I can see the crisis in the emptiness of streets at night. I can smell the crisis in my bathroom as we have no water to pull the flush. I can hear the crisis when a car comes to a halt and the brakes are screaming that they need to be replaced. I can taste the crisis in the plainness of the rice I’m eating. I can touch the crisis on the smooth rubber tires of buses whose owners can’t afford new ones.
It’s everywhere around me, in everything I do. The country has been hit hard, and its population is paying an extremely high price. But somehow, from somewhere, people are fighting back, organising themselves, re-thinking their neighbourhoods and just not giving up. After working in so many crisis-hit areas, I see resilience as a weapon used by humans all over the world in extreme situations.
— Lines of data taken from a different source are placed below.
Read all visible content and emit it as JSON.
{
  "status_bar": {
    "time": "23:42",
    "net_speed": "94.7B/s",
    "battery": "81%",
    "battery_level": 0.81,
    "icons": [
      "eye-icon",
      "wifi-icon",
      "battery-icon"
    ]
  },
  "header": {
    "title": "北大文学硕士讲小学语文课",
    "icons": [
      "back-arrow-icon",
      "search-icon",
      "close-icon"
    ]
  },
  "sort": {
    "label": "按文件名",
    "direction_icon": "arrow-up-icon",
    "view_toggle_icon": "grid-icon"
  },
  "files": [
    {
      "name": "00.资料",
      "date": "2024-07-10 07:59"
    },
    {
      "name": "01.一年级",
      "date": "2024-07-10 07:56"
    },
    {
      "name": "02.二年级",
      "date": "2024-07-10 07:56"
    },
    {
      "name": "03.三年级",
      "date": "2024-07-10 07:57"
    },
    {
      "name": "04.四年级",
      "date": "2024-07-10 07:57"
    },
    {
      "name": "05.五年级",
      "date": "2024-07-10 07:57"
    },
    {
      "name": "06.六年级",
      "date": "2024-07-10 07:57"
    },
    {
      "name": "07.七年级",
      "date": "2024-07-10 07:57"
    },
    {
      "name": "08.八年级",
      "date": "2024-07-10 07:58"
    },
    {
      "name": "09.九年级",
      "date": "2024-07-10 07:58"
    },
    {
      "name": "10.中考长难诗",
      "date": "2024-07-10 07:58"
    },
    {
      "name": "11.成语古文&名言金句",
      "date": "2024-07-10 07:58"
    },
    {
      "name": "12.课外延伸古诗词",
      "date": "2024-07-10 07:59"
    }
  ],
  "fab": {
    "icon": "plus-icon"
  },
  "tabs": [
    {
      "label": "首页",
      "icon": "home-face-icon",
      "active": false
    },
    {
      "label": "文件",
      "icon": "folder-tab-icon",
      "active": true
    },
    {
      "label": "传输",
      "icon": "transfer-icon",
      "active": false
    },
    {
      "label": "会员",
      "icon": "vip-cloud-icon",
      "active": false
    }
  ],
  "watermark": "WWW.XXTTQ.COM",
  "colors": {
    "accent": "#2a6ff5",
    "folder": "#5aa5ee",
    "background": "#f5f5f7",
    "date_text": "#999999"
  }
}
For the first time since I started this project in 2013, someone has asked me to paint the word ”resilience”.